Cognition and Cognitive Development. Human adults rely on a wide array of complex cognitive abilities, including those used to perceive objects, navigate the environment, communicate with others, and understand others' intentions, beliefs and desires. What are the origins of these capacities with regard to both developmental and evolutionary timescales? Justin Wood studies the development of cognition by examining how cognitive abilities develop in nonhuman animals using non-invasive behavioral measures. In addition, he studies the mechanisms that support mature visual thought in human adults by examining the memory mechanisms that store and organize visual information during various cognitive tasks. Toby Mintz's research investigates the nature of the learning constraints in children, compared to adults, which underlie the relative ease with which children acquire language.

Culture and Ethnicity. The Developmental faculty has established international collaborations that allow us to conduct cutting-edge cross-cultural research. David Schwartz has examined bully/victim problems in the Pacific Rim countries of South Korea, Hong Kong, and Mainland China. Jo Ann Farver studies the social behavior of children in Mainland China, Indonesia, and South Korea, and family conflict and violence in Beirut, Lebanon. In the more immediate setting of Los Angeles, our faculty has been involved in research with complex multi-ethnic samples. Toby Mintz conducts psycholinguistic research on language acquisition that considers cross-linguistic diversity, and JoAnn Farver and Frank Manis examine literacy development among Spanish-speaking English language learners.

The Urban Paradigm.

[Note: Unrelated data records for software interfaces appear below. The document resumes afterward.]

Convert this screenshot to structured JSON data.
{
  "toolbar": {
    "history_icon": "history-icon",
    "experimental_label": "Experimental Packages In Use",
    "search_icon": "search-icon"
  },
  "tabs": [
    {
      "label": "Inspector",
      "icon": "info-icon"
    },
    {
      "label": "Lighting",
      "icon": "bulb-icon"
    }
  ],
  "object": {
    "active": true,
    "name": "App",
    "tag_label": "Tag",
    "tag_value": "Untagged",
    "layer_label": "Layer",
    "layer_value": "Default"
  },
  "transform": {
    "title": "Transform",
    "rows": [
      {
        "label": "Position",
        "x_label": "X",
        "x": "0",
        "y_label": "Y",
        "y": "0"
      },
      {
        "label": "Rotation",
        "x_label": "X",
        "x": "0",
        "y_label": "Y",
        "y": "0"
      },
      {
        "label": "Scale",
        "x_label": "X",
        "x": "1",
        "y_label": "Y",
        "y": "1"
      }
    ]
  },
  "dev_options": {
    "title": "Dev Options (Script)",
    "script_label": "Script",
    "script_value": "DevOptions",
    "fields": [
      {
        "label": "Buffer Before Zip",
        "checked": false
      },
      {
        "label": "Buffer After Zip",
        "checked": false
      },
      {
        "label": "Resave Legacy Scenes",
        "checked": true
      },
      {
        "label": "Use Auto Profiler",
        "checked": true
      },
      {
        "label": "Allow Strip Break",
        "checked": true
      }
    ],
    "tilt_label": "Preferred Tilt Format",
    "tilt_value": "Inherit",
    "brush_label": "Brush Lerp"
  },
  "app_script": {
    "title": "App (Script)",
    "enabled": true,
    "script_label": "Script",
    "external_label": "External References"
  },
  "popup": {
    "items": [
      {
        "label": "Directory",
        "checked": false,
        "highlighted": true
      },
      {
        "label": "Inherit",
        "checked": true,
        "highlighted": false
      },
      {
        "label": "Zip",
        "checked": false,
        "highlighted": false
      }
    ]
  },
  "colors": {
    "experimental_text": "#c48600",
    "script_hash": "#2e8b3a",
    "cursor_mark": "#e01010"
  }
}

Because of its location in the complex urban environment of Los Angeles, USC offers unique opportunities to explore issues that impact children and adolescents in modern cities. Our faculty's research focuses on development in the context of the school, neighborhood, and larger community. To this end we have established relationships with a variety of governmental entities, nonprofit organizations, and school-based programs. An example of this collaborative work is the Center for the Study of Urban Youth, directed by Gayla Margolin and the steering committee: Manis, Farver, Trickett, and Lyon. Two current projects at local schools include the Going for the Goal Program for middle school children directed by Margaret Gatz, and the training of undergraduates to interview young children directed by Thomas Lyon.

  • Department of Psychology
  • University of Southern California
  • SGM 501
  • 3620 South McClintock Ave.
  • Los Angeles, CA 90089-1061